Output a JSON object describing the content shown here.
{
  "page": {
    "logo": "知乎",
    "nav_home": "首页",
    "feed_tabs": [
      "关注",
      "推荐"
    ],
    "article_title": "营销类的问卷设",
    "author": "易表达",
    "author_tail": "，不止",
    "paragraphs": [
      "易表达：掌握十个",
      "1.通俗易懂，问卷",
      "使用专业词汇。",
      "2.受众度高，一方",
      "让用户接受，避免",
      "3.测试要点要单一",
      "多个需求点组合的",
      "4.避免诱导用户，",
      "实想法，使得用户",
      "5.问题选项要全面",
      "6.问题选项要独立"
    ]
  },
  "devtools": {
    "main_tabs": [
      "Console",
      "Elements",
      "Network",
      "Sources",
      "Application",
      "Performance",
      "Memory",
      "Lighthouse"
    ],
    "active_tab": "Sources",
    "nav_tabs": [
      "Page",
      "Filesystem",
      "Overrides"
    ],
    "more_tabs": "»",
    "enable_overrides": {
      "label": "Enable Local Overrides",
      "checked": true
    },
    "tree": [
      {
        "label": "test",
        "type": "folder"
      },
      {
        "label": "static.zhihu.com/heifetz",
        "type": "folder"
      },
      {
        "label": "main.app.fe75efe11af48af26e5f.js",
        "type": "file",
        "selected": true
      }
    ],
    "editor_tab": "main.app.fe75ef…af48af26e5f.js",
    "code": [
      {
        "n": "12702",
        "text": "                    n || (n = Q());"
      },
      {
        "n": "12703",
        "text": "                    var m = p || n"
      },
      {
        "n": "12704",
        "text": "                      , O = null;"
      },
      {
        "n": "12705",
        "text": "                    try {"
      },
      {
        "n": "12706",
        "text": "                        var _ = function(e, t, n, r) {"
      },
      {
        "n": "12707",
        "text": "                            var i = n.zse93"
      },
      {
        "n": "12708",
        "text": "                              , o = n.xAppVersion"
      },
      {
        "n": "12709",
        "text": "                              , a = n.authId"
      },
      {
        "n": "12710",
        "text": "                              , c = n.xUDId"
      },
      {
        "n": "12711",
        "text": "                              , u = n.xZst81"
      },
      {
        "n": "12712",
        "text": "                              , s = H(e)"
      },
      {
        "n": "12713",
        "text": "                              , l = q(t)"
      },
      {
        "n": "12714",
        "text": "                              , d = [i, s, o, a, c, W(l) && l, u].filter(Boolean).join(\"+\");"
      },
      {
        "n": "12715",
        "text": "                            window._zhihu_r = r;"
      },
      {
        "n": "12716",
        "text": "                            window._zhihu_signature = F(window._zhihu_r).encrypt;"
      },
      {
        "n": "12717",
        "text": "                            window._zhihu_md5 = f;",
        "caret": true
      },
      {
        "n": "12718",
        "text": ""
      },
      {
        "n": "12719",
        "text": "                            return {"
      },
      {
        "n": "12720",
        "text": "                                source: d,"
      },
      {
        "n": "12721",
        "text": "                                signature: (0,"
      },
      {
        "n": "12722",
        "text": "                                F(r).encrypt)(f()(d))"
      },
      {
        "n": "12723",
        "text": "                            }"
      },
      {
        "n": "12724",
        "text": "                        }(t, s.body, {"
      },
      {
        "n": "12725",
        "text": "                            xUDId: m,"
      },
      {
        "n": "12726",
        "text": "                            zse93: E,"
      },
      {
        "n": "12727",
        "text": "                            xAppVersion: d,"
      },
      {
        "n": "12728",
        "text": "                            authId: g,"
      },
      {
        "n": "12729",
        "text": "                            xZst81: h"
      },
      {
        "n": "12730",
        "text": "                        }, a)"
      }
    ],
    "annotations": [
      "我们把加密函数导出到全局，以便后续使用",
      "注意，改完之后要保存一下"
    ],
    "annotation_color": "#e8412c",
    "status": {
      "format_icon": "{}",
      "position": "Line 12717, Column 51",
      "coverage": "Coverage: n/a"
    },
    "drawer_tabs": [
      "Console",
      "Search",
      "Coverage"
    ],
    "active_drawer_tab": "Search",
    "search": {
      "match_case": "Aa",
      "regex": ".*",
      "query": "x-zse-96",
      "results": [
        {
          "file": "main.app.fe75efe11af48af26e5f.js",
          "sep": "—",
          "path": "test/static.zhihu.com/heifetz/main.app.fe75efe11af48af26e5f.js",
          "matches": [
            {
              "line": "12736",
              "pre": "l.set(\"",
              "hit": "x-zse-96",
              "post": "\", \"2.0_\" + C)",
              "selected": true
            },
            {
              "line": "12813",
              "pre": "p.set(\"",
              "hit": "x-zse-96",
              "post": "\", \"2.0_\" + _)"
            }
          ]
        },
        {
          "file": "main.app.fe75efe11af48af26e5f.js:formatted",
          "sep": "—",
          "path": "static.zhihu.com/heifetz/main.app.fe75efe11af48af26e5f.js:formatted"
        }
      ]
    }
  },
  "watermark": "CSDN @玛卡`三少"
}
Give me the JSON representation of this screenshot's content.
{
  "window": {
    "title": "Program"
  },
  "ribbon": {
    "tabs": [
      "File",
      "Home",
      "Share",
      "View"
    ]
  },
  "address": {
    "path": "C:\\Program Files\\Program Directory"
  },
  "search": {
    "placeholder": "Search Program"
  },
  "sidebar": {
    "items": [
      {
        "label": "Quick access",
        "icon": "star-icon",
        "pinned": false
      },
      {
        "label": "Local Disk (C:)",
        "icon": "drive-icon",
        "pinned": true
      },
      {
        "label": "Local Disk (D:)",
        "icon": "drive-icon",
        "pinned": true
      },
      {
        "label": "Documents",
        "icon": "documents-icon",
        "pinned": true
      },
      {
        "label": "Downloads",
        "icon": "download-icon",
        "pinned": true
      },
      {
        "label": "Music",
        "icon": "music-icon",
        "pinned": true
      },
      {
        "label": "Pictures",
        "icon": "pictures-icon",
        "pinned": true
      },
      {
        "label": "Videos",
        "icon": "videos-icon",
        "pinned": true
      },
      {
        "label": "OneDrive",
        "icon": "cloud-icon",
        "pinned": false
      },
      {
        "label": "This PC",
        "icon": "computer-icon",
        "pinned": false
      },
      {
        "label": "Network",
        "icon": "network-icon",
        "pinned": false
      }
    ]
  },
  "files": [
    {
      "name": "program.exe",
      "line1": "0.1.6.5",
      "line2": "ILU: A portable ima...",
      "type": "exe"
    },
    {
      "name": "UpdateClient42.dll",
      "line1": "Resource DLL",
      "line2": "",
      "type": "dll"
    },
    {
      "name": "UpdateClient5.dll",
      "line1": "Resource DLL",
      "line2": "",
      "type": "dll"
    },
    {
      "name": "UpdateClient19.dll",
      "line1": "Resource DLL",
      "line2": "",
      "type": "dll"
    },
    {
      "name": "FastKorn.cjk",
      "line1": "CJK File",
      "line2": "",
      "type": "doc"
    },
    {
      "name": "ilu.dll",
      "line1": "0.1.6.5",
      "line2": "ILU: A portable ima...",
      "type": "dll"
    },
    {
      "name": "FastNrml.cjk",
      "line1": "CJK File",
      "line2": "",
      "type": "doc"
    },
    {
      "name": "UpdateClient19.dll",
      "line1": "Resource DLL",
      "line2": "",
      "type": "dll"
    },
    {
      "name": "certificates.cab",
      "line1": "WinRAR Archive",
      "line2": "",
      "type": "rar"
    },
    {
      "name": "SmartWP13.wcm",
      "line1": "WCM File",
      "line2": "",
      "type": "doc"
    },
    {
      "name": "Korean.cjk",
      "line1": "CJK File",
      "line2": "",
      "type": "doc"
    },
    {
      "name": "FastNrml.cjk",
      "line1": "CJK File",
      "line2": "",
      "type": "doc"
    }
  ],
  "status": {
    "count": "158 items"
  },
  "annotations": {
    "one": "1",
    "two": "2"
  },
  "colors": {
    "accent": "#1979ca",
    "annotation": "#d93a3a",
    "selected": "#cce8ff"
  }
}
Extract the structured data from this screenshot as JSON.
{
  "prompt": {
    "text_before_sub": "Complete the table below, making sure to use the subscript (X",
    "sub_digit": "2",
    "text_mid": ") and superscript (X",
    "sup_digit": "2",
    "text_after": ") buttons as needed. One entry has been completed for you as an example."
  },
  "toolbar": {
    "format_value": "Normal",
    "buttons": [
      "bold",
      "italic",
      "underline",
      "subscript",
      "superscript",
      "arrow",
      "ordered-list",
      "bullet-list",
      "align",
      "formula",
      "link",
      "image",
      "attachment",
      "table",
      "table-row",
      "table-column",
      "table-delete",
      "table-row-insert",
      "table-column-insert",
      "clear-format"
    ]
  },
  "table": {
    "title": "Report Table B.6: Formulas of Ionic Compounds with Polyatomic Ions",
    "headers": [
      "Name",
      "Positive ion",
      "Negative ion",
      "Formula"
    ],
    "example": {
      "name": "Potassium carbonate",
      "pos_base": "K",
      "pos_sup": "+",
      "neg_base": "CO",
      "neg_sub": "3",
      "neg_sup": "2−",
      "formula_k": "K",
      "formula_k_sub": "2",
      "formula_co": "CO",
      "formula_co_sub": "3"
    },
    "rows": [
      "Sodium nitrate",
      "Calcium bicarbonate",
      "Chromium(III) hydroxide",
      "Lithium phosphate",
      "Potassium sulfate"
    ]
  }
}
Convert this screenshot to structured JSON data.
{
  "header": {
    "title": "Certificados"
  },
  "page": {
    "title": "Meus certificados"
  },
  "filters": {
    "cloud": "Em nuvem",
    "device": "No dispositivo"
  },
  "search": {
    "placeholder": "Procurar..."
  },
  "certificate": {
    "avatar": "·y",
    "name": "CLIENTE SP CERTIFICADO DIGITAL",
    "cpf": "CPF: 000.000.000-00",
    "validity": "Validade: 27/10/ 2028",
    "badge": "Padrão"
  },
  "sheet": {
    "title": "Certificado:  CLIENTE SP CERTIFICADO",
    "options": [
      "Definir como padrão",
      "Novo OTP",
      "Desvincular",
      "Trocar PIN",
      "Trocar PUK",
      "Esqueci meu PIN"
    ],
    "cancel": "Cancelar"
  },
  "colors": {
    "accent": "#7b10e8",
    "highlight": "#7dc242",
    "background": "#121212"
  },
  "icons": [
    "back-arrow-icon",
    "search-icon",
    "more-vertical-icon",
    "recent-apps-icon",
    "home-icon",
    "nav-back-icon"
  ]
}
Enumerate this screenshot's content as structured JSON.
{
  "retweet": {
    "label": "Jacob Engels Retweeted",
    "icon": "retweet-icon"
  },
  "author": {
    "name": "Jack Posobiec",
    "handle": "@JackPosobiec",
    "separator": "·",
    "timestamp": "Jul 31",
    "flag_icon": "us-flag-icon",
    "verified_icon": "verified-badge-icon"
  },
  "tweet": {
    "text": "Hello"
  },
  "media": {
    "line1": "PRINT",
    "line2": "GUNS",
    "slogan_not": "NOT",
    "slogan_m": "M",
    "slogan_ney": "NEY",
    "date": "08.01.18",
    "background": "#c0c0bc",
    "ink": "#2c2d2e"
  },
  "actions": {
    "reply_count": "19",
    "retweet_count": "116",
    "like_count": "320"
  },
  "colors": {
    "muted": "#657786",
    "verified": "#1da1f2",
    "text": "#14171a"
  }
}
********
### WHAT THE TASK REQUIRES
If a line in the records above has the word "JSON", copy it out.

### TASK OUTPUT
Output a JSON object describing the content shown here.
Give me the JSON representation of this screenshot's content.
Extract the structured data from this screenshot as JSON.
Convert this screenshot to structured JSON data.
Enumerate this screenshot's content as structured JSON.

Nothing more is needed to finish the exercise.